## Problem requirements
Starting at the line with "Output a JSON", retype each line exactly up to and including the final line of the records below.

## Records from a collection

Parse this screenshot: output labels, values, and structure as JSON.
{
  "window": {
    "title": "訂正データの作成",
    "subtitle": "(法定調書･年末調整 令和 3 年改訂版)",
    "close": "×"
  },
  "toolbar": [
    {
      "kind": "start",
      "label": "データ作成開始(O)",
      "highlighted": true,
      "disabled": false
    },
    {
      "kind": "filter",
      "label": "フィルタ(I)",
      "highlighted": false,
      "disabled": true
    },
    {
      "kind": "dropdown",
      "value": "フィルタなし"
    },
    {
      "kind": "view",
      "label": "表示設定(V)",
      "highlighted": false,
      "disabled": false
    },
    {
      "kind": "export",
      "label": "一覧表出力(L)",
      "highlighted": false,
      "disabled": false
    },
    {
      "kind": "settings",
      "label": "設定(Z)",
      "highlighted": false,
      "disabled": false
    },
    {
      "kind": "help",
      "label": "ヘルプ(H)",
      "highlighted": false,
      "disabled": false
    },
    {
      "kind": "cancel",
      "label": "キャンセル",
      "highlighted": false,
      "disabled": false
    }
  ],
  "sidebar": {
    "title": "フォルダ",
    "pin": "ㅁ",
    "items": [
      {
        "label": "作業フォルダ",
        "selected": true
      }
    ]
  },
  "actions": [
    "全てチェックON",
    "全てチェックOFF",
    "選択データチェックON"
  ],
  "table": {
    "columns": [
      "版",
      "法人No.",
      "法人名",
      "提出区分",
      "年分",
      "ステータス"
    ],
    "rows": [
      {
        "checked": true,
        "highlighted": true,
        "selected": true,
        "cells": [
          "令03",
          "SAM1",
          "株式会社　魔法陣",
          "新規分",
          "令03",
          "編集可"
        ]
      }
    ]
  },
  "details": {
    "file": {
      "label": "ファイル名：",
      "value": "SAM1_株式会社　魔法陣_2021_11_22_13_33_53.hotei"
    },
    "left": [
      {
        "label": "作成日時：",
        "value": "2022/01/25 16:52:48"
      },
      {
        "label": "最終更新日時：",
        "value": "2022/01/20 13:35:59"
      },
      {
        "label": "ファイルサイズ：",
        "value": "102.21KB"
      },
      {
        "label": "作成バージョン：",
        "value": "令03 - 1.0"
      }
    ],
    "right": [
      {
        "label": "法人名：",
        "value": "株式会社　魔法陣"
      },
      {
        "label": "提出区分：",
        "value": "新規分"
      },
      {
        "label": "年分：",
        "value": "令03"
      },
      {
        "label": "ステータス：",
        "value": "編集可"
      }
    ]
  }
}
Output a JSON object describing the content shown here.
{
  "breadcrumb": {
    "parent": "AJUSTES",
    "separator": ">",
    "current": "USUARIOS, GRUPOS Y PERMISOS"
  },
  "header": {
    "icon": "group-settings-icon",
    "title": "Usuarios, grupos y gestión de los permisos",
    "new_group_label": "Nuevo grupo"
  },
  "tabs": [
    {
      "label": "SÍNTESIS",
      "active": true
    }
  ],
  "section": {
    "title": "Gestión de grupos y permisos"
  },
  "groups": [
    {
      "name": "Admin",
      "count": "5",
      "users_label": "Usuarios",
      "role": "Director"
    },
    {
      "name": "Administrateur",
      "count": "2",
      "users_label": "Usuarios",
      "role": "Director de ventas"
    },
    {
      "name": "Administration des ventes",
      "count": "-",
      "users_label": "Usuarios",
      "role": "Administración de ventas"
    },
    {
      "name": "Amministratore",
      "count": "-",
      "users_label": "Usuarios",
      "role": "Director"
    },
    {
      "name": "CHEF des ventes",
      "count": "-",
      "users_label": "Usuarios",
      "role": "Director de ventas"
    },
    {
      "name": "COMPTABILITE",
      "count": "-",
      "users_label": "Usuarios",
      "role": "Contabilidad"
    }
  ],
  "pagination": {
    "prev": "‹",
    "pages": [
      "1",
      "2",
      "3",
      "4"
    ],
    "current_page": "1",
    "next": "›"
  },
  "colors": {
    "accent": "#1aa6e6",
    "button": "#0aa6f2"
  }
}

## Answer for this exercise
Output a JSON object describing the content shown here.
{
  "breadcrumb": {
    "parent": "AJUSTES",
    "separator": ">",
    "current": "USUARIOS, GRUPOS Y PERMISOS"
  },
  "header": {
    "icon": "group-settings-icon",
    "title": "Usuarios, grupos y gestión de los permisos",
    "new_group_label": "Nuevo grupo"
  },
  "tabs": [
    {
      "label": "SÍNTESIS",
      "active": true
    }
  ],
  "section": {
    "title": "Gestión de grupos y permisos"
  },
  "groups": [
    {
      "name": "Admin",
      "count": "5",
      "users_label": "Usuarios",
      "role": "Director"
    },
    {
      "name": "Administrateur",
      "count": "2",
      "users_label": "Usuarios",
      "role": "Director de ventas"
    },
    {
      "name": "Administration des ventes",
      "count": "-",
      "users_label": "Usuarios",
      "role": "Administración de ventas"
    },
    {
      "name": "Amministratore",
      "count": "-",
      "users_label": "Usuarios",
      "role": "Director"
    },
    {
      "name": "CHEF des ventes",
      "count": "-",
      "users_label": "Usuarios",
      "role": "Director de ventas"
    },
    {
      "name": "COMPTABILITE",
      "count": "-",
      "users_label": "Usuarios",
      "role": "Contabilidad"
    }
  ],
  "pagination": {
    "prev": "‹",
    "pages": [
      "1",
      "2",
      "3",
      "4"
    ],
    "current_page": "1",
    "next": "›"
  },
  "colors": {
    "accent": "#1aa6e6",
    "button": "#0aa6f2"
  }
}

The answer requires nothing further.